§ TASK DATA
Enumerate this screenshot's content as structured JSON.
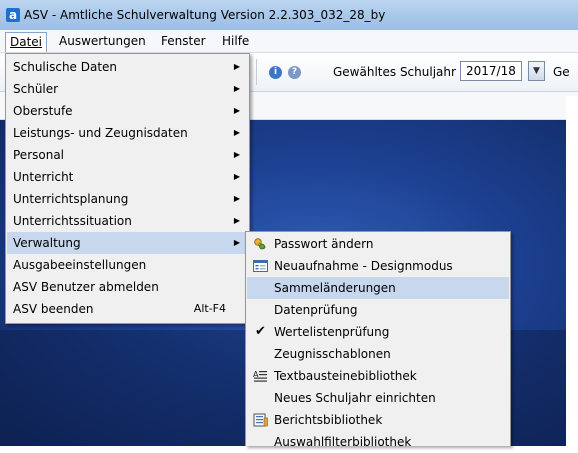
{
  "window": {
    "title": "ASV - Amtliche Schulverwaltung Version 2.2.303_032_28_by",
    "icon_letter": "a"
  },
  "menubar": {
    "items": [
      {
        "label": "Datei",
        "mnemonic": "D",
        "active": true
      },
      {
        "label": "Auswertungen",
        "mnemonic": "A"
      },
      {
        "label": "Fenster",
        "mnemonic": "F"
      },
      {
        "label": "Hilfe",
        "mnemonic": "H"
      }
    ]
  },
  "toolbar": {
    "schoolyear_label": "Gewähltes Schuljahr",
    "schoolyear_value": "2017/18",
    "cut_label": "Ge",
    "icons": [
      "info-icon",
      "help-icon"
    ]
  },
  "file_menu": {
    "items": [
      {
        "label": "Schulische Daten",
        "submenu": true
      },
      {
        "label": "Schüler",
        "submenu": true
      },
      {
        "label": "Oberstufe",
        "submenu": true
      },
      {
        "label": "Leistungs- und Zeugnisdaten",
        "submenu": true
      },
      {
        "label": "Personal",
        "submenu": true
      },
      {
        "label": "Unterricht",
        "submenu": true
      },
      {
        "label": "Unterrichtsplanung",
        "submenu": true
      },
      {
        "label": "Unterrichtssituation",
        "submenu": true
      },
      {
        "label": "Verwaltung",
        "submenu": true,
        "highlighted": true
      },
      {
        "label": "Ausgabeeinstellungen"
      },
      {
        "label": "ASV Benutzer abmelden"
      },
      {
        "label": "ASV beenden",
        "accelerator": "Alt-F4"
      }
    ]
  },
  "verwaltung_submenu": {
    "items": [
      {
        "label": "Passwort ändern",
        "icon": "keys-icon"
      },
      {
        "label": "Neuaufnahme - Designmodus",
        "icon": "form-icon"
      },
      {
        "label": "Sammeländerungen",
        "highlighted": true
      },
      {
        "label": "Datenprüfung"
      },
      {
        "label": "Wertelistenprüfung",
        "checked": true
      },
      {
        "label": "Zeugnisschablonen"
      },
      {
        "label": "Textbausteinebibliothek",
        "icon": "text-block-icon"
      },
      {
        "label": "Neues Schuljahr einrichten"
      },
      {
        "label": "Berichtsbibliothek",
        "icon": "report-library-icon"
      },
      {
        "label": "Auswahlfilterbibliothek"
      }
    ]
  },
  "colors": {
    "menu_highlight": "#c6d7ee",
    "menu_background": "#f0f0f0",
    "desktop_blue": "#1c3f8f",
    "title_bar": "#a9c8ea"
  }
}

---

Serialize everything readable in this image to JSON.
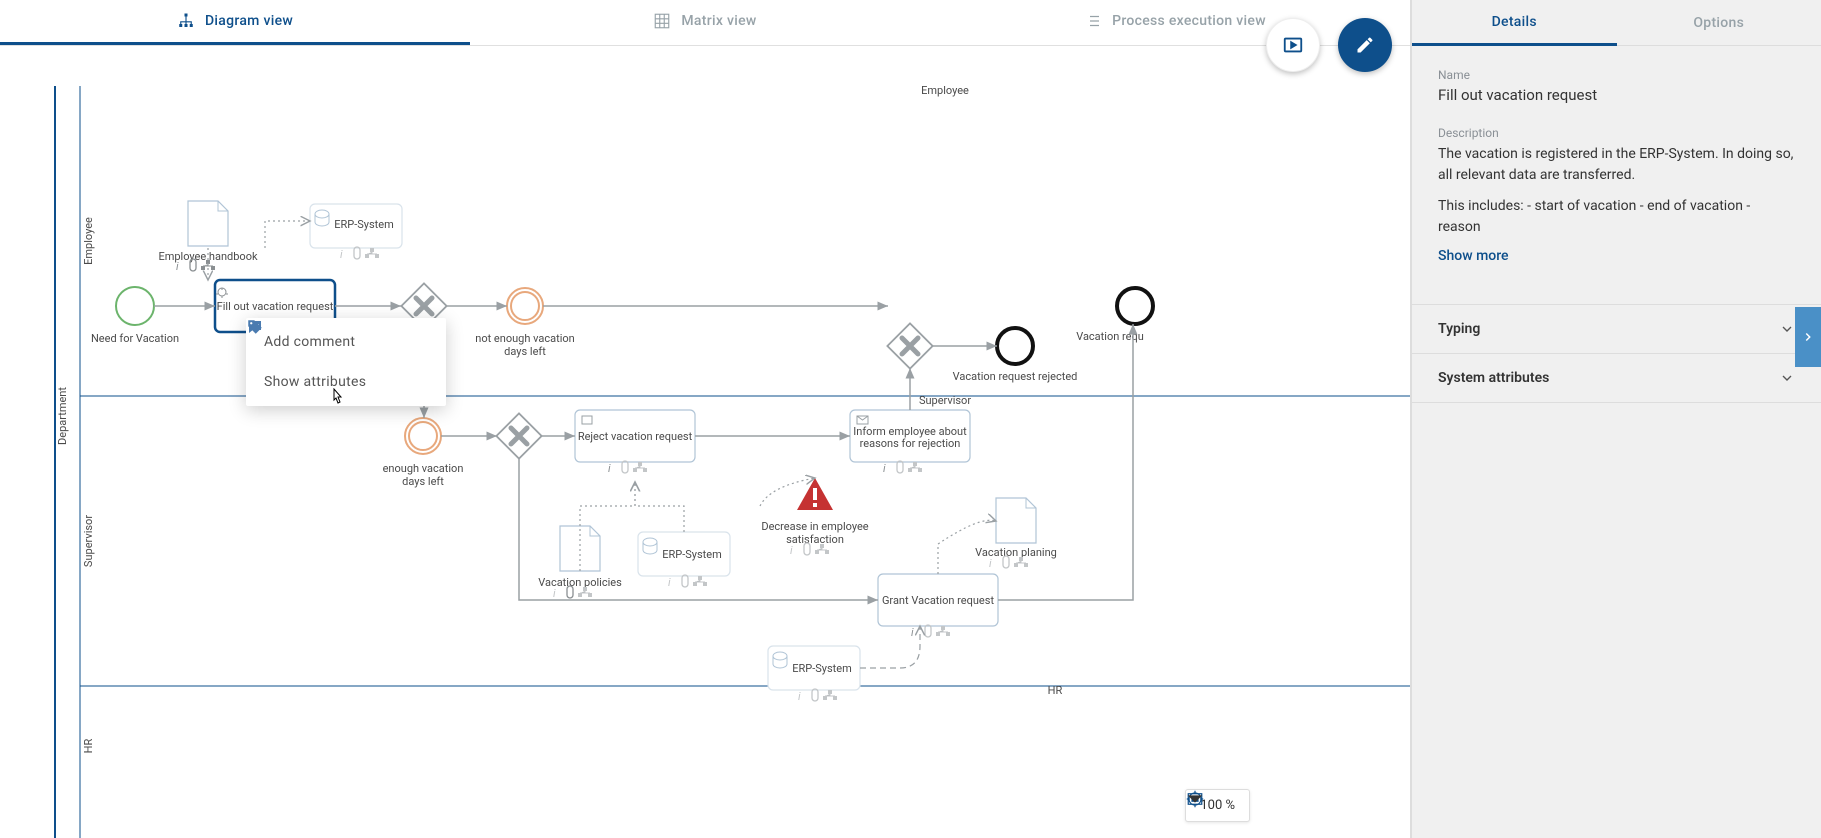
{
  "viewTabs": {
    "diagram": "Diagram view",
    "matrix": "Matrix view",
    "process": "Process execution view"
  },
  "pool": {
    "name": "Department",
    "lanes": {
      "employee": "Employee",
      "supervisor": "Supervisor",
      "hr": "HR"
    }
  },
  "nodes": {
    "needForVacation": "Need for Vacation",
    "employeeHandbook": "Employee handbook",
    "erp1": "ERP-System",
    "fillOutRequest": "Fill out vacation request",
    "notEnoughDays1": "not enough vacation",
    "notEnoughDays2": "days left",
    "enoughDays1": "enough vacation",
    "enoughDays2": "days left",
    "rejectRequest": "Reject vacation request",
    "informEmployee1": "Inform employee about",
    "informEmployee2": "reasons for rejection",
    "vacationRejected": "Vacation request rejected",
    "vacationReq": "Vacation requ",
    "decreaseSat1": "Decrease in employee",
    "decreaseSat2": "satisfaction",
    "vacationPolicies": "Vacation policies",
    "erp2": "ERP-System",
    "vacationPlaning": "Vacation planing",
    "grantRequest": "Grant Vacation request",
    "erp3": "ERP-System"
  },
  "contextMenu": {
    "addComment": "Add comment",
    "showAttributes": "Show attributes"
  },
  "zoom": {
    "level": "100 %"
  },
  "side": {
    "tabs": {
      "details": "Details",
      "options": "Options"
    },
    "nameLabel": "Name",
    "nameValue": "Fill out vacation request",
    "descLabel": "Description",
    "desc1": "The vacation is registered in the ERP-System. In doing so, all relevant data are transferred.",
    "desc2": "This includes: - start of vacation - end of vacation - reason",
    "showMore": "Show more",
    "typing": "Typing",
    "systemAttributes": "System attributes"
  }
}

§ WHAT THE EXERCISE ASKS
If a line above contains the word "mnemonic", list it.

§ RESPONSE TO THE TASK
        "mnemonic": "D",
        "mnemonic": "A"
        "mnemonic": "F"
        "mnemonic": "H"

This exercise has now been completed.